[Element data from apps and pages]
──────

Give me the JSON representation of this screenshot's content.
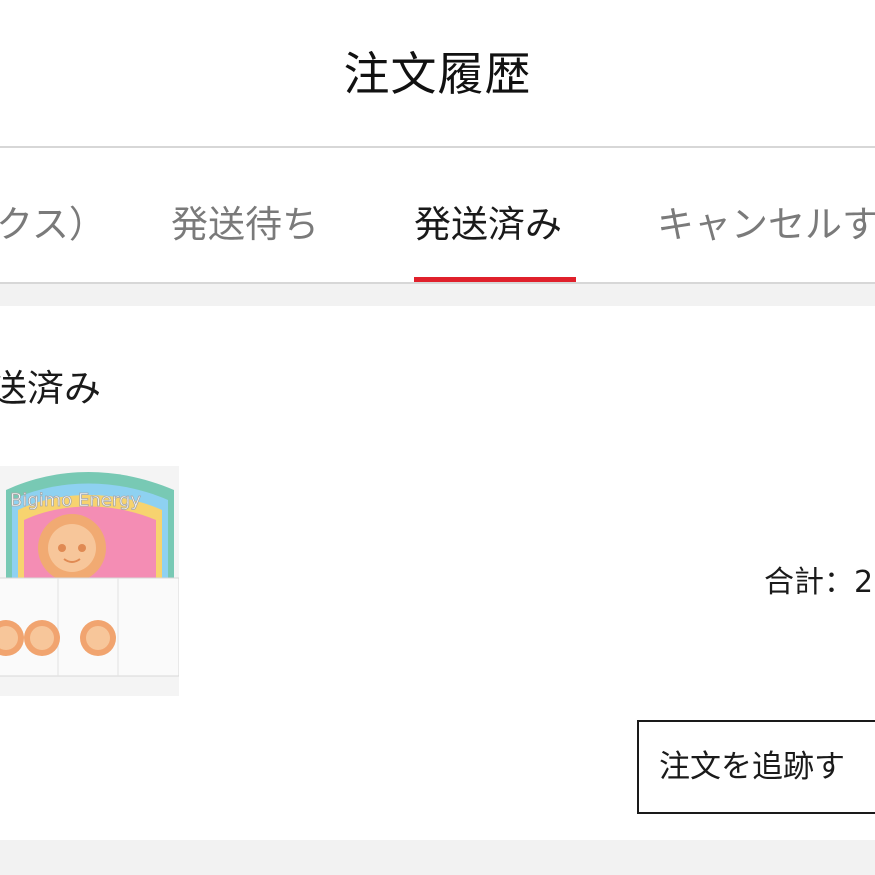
{
  "header": {
    "title": "注文履歴"
  },
  "tabs": [
    {
      "label": "クス）",
      "active": false
    },
    {
      "label": "発送待ち",
      "active": false
    },
    {
      "label": "発送済み",
      "active": true
    },
    {
      "label": "キャンセルす",
      "active": false
    }
  ],
  "order": {
    "status": "送済み",
    "total_label": "合計：2",
    "track_button_label": "注文を追跡す",
    "product_image": {
      "brand_text": "Bigimo Energy",
      "description": "boxed figure set"
    }
  },
  "colors": {
    "accent": "#e0202b",
    "divider": "#d7d7d7",
    "background_gap": "#f2f2f2",
    "active_text": "#1a1a1a",
    "inactive_text": "#7a7a7a"
  },
  "icons": {
    "product_image": "product-image"
  }
}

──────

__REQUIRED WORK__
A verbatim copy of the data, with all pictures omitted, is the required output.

__RESULT OF THE TASK__
Give me the JSON representation of this screenshot's content.
{
  "header": {
    "title": "注文履歴"
  },
  "tabs": [
    {
      "label": "クス）",
      "active": false
    },
    {
      "label": "発送待ち",
      "active": false
    },
    {
      "label": "発送済み",
      "active": true
    },
    {
      "label": "キャンセルす",
      "active": false
    }
  ],
  "order": {
    "status": "送済み",
    "total_label": "合計：2",
    "track_button_label": "注文を追跡す",
    "product_image": {
      "brand_text": "Bigimo Energy",
      "description": "boxed figure set"
    }
  },
  "colors": {
    "accent": "#e0202b",
    "divider": "#d7d7d7",
    "background_gap": "#f2f2f2",
    "active_text": "#1a1a1a",
    "inactive_text": "#7a7a7a"
  },
  "icons": {
    "product_image": "product-image"
  }
}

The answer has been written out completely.